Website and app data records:
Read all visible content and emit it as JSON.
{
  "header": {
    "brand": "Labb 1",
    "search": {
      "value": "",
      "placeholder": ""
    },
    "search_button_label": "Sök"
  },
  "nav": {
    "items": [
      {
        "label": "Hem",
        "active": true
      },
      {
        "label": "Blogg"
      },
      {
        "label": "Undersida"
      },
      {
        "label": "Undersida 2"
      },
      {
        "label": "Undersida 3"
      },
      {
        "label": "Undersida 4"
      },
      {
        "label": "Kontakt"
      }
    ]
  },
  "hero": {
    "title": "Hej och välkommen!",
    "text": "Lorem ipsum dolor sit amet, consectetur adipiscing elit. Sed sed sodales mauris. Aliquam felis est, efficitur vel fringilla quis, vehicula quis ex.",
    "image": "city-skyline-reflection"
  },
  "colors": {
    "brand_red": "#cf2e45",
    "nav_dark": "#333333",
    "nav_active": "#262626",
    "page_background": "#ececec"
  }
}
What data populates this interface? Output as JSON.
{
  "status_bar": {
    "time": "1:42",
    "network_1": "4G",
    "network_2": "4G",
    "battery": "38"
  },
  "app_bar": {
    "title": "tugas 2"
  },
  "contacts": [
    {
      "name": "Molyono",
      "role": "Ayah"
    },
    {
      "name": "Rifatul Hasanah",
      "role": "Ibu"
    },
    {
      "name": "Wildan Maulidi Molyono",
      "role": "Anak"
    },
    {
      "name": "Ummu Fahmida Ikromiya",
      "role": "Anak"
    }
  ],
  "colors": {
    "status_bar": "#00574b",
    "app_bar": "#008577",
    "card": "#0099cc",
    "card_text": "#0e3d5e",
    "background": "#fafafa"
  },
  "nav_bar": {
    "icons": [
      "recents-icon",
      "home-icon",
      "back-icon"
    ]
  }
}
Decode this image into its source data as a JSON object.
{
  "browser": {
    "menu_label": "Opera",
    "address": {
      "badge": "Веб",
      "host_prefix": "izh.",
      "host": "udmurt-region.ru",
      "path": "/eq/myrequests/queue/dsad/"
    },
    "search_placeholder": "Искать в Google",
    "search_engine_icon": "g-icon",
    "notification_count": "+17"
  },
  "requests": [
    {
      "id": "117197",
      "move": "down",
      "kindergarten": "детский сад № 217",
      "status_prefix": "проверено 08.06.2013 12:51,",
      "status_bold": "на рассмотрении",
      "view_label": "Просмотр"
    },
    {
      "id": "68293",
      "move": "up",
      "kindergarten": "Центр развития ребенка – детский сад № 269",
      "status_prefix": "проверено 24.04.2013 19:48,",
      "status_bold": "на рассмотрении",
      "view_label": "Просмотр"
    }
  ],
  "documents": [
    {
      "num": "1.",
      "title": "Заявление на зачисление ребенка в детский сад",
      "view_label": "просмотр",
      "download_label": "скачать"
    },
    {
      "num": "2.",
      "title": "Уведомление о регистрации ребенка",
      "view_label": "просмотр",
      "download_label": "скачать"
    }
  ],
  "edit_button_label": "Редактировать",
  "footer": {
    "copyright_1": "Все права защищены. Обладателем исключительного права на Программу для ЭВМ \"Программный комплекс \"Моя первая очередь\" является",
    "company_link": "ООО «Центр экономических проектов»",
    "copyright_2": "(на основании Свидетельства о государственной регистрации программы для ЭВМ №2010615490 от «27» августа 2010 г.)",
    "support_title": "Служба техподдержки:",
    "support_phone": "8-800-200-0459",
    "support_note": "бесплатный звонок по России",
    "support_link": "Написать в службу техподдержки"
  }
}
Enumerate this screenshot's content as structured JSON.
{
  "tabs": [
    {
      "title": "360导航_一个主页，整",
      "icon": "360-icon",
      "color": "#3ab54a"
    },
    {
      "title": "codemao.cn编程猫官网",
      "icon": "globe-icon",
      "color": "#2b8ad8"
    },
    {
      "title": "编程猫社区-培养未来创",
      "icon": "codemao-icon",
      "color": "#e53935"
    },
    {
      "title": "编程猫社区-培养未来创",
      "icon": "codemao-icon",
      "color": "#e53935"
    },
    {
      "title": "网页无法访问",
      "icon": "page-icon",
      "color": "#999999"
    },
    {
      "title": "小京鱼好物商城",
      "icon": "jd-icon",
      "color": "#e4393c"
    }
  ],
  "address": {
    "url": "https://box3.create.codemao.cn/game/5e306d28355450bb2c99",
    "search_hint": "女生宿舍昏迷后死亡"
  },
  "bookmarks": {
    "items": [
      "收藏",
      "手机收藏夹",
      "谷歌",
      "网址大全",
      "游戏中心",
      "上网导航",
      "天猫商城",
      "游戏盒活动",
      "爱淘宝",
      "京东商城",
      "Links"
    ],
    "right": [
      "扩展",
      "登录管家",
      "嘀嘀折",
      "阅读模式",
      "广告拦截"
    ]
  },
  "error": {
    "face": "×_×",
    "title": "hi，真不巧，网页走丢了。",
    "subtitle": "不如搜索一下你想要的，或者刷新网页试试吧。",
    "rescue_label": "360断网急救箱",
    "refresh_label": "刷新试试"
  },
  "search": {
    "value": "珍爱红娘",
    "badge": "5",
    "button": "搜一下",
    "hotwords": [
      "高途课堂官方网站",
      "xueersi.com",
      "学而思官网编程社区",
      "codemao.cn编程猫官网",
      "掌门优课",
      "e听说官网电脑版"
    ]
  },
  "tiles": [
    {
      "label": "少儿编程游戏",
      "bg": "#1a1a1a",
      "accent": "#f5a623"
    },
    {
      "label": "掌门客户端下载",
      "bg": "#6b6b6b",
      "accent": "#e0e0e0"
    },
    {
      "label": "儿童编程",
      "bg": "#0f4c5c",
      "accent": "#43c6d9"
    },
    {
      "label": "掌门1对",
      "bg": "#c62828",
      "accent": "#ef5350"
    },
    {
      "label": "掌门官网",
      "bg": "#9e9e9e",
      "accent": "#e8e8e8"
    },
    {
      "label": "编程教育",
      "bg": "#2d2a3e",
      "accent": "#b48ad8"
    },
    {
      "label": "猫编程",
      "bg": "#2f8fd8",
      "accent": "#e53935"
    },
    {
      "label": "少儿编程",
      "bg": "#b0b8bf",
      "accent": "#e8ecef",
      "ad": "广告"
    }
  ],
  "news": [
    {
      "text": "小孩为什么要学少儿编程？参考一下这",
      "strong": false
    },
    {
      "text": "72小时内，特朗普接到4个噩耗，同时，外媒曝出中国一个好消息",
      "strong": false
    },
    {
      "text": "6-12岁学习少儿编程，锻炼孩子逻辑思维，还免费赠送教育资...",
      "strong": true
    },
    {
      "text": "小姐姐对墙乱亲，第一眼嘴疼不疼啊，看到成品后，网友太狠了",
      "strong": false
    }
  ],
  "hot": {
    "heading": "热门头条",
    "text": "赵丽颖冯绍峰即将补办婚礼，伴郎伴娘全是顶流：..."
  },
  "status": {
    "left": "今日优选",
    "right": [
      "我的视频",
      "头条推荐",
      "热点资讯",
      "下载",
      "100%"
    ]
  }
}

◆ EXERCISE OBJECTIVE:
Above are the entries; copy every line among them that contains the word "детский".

◆ RESULT FOR THIS TASK:
      "kindergarten": "детский сад № 217",
      "kindergarten": "Центр развития ребенка – детский сад № 269",
      "title": "Заявление на зачисление ребенка в детский сад",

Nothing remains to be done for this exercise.